    That school is a godsend for the single mothers, who often have no other place they can send their kids. The kids typically have two strikes against them: they’re “mixed race” kids born out of wedlock, with no fathers around; and their mothers are typically considered to be prostitutes or if not that, just a jump up as bar girls. In addition, the kids have other social development problems that result from the lack of having a dad around. It’s a pedigree that doesn’t sit well in the usual school environment. As noted, bullying is a problem.

    Local Okinawan languages are not taught to any great extent in the school system here. From the time Okinawa oficially became part of Japan back in the 1860s, the educational policy was to eradicate Ryuukyuan languages. The policy has, for the most part, succeeded. Most Okinawans these days don’t speak any of the Ryuukyuan languanges. Snippets of them persist as idiomatic expressions (Hogen), and there are some pockets of active use on smaller islands, but the day-to-day community language is Japanese. For all practical purposes, the indigenous Okinawan languages are dying off, and some are extinct. There has been some interest in trying to preserve them, but short of adopting language policies that mandate bilingual education, it’s unlikely that efforts to preserve the language will lead anywhere.

  • Brian Jones says:


    first, thanks for the advice you gave me in 2003 when my Taiwanese GF was deported by the Japanese immigration. Basically, they destroyed our relationship.

    I am sorry to slightly rain on your Kina Shoukichi parade but the man seems to have lost it in recent years; he singled me out on stage in Aoyama Cay (Spiral) in 2004 when he was giving an anti American speech-this at the height of the Yugoslav war. When I slightly spoiled it by revealing I was British, not American, as he had evidently hoped, he said to the crowd of a thousand or two “You British should calm down the Americans”. The crowd-now a roused rabble-cheered, I was embarrassed on national TV, it later turned out. In retrospect, the Caucasian at the gig was an easy target, and afterwards people apologized for his behaviour to me. Or more bluntly said he had been an asshole.

    2. He was a spiritual leader or “Upanishad” of a cult similar to Aum.

    3.It is very difficult for family members to have solo careers outside of the group; they have to ask for his permission, his sister Keiko has been trying for ten years or so now.

    4. Finally, I probably dont need to tell you about the obvious shady links the music business in Okinawa has to the underworld.

    Enjoy the music, especially the old stuff, but keep your distance.

  • Hello,

    Thank you for writing about the AmerAsian school!

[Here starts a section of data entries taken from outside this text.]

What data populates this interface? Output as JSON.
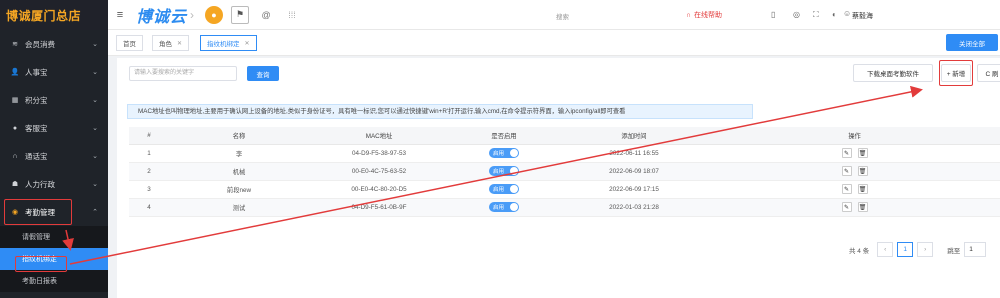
{
  "sidebar": {
    "brand": "博诚厦门总店",
    "items": [
      {
        "label": "会员消费",
        "icon": "db-icon"
      },
      {
        "label": "人事宝",
        "icon": "user-icon"
      },
      {
        "label": "积分宝",
        "icon": "gift-icon"
      },
      {
        "label": "客服宝",
        "icon": "service-icon"
      },
      {
        "label": "通话宝",
        "icon": "headset-icon"
      },
      {
        "label": "人力行政",
        "icon": "group-icon"
      },
      {
        "label": "考勤管理",
        "icon": "clock-icon"
      }
    ],
    "sub_items": [
      "请假管理",
      "指纹机绑定",
      "考勤日报表"
    ]
  },
  "topbar": {
    "logo": "博诚云",
    "search": "搜索",
    "help": "在线帮助",
    "user": "蔡毅海"
  },
  "tabs": [
    "首页",
    "角色",
    "指纹机绑定"
  ],
  "close_all": "关闭全部",
  "search_placeholder": "请输入要搜索的关键字",
  "query_label": "查询",
  "download_label": "下载桌面考勤软件",
  "add_label": "+ 新增",
  "refresh_label": "C 刷",
  "notice": "MAC地址也叫物理地址,主要用于确认网上设备的地址,类似于身份证号，具有唯一标识,您可以通过快捷键'win+R'打开运行,输入cmd,在命令提示符界面，输入ipconfig/all即可查看",
  "table": {
    "headers": [
      "#",
      "名称",
      "MAC地址",
      "是否启用",
      "添加时间",
      "操作"
    ],
    "rows": [
      {
        "no": "1",
        "name": "李",
        "mac": "04-D9-F5-38-97-53",
        "enabled": "启用",
        "time": "2022-06-11 16:55"
      },
      {
        "no": "2",
        "name": "机械",
        "mac": "00-E0-4C-75-63-52",
        "enabled": "启用",
        "time": "2022-06-09 18:07"
      },
      {
        "no": "3",
        "name": "前段new",
        "mac": "00-E0-4C-80-20-D5",
        "enabled": "启用",
        "time": "2022-06-09 17:15"
      },
      {
        "no": "4",
        "name": "测试",
        "mac": "04-D9-F5-61-0B-9F",
        "enabled": "启用",
        "time": "2022-01-03 21:28"
      }
    ]
  },
  "pager": {
    "total": "共 4 条",
    "page": "1",
    "goto": "跳至",
    "goto_value": "1"
  },
  "colors": {
    "accent": "#2f8cf5",
    "annotation": "#e23b3b",
    "brand": "#f5a623"
  }
}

I substitute taught there in 2001 during my brief stay in Okinawa with my husband, who is Okinawan. It was a wonderful experience and we are hoping to find our way back to Okinawa in a couple years. Do youknow if there is a website for the school? I could not find one.

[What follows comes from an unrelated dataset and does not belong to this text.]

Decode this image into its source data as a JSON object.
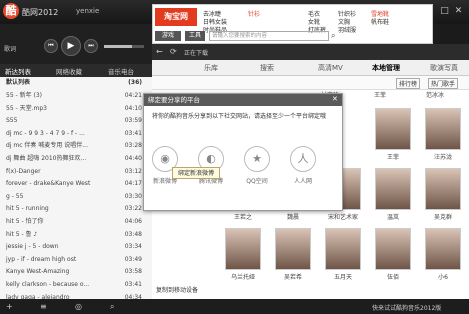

    Thank you!


Leave a Reply

Your email address will not be published. Required fields are marked *

You may use these HTML tags and attributes: <a href="" title=""> <abbr title=""> <acronym title=""> <b> <blockquote cite=""> <cite> <code> <del datetime=""> <em> <i> <q cite=""> <s> <strike> <strong>